_Dataset entries_.
────────────────────

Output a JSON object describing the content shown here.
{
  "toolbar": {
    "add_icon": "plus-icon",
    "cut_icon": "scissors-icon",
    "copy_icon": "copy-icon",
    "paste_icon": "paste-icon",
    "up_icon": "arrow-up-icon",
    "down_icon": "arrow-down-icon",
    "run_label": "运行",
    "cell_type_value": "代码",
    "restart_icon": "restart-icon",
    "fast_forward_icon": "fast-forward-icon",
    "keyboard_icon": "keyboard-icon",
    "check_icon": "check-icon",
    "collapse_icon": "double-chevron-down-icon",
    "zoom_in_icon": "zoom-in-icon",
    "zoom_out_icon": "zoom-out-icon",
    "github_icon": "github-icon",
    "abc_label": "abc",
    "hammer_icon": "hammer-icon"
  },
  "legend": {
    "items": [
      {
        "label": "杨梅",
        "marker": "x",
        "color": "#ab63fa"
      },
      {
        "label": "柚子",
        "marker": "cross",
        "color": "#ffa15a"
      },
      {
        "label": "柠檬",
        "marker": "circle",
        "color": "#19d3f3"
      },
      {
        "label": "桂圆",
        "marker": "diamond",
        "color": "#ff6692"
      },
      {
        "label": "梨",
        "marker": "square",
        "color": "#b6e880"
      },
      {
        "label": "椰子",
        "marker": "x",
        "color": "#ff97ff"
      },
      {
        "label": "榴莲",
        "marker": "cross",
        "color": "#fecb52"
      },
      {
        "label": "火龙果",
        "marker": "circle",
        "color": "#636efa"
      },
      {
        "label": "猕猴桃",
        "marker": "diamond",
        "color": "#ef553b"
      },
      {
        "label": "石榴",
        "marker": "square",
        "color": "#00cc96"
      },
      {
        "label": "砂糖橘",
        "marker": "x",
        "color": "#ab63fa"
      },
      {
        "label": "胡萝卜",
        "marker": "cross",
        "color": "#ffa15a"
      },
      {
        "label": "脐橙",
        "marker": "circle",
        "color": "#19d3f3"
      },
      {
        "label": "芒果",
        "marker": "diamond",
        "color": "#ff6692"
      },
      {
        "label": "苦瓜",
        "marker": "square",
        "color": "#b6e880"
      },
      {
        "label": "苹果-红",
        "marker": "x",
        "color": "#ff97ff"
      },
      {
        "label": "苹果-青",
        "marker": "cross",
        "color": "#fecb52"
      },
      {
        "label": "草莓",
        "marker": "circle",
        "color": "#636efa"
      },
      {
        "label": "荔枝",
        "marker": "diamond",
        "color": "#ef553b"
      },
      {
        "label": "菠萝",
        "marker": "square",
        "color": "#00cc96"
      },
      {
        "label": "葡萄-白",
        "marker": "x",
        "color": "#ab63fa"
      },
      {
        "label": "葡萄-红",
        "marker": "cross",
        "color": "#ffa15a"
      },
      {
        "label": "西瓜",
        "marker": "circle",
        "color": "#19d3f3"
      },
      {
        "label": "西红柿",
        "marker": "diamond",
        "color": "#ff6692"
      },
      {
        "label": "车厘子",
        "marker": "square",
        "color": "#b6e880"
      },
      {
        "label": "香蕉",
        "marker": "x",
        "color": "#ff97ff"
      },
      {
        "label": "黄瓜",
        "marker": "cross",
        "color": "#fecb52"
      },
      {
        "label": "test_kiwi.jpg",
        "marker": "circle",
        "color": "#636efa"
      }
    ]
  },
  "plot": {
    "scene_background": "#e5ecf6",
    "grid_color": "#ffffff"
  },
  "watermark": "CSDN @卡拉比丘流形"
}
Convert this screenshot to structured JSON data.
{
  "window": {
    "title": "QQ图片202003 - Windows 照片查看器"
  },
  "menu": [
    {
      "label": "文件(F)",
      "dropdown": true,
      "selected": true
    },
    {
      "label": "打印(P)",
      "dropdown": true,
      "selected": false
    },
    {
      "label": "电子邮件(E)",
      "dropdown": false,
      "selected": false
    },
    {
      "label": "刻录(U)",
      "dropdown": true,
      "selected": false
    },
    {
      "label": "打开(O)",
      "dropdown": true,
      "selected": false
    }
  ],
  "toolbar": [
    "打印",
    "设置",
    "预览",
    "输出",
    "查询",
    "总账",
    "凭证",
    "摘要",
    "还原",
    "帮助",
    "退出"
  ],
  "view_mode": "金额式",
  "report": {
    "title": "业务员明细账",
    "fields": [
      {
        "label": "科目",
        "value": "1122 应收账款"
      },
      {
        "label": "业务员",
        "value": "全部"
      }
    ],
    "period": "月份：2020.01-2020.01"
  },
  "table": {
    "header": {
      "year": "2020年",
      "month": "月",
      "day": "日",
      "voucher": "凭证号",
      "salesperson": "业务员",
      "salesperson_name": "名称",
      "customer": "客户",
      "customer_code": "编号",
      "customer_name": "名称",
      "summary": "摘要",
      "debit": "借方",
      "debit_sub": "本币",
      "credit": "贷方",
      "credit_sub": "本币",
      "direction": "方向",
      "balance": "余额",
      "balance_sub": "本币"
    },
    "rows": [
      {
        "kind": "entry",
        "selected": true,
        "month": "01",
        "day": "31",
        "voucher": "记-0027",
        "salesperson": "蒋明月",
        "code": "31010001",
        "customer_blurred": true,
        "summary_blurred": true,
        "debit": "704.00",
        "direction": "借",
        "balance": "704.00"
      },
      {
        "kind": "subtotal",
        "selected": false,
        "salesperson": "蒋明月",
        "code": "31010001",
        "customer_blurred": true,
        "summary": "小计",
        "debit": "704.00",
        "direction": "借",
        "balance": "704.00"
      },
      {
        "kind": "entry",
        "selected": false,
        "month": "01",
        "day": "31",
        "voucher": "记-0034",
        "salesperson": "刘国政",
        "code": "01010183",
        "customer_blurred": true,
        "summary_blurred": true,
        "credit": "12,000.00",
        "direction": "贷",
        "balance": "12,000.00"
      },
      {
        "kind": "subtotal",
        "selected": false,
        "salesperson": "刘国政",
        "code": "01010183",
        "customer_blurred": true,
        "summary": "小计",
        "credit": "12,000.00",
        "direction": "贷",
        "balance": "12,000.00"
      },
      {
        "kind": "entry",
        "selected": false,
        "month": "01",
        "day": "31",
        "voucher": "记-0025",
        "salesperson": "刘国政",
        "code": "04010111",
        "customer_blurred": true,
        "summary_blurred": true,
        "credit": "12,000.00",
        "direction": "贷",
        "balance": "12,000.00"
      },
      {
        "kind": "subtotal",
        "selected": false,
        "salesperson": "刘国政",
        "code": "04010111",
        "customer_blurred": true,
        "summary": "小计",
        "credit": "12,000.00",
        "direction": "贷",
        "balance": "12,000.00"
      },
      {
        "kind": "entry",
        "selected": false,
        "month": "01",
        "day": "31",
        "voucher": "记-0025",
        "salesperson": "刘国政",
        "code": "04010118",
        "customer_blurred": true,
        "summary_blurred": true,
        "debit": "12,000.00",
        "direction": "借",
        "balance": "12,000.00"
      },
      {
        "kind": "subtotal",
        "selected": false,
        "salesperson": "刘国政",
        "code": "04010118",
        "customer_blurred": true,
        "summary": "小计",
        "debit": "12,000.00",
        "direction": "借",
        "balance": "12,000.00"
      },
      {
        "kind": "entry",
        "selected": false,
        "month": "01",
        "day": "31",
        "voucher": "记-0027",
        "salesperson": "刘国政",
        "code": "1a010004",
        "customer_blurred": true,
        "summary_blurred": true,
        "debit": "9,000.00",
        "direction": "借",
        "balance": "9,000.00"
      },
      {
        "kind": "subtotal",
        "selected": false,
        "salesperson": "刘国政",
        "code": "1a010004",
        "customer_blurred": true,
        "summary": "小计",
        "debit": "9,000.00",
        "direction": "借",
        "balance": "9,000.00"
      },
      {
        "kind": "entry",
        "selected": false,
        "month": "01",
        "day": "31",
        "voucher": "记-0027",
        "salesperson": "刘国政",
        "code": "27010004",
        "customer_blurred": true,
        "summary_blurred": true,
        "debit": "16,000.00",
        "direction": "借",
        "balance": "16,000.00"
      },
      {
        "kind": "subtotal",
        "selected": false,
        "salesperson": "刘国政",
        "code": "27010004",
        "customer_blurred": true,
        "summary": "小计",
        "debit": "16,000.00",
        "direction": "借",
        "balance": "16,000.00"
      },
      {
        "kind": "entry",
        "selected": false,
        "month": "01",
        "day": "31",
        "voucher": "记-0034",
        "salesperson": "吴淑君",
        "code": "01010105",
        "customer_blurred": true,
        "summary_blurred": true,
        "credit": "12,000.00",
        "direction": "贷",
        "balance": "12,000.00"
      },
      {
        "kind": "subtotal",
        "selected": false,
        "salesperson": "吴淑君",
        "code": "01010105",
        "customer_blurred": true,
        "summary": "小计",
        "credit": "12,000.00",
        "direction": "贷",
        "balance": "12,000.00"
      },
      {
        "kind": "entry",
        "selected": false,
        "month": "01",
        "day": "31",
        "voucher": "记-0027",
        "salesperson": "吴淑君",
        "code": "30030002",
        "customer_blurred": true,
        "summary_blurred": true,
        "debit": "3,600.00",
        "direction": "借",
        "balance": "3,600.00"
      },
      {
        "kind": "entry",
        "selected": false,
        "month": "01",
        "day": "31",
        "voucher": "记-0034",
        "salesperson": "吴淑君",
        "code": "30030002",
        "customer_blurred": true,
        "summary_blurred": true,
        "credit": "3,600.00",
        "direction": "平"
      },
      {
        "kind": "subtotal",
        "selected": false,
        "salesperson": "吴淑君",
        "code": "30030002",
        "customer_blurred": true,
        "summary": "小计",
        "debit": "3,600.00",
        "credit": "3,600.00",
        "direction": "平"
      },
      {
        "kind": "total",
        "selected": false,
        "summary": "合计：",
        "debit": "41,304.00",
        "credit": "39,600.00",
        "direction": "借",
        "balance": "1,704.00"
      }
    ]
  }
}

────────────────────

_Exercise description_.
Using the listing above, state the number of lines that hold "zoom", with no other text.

_Your response_.
2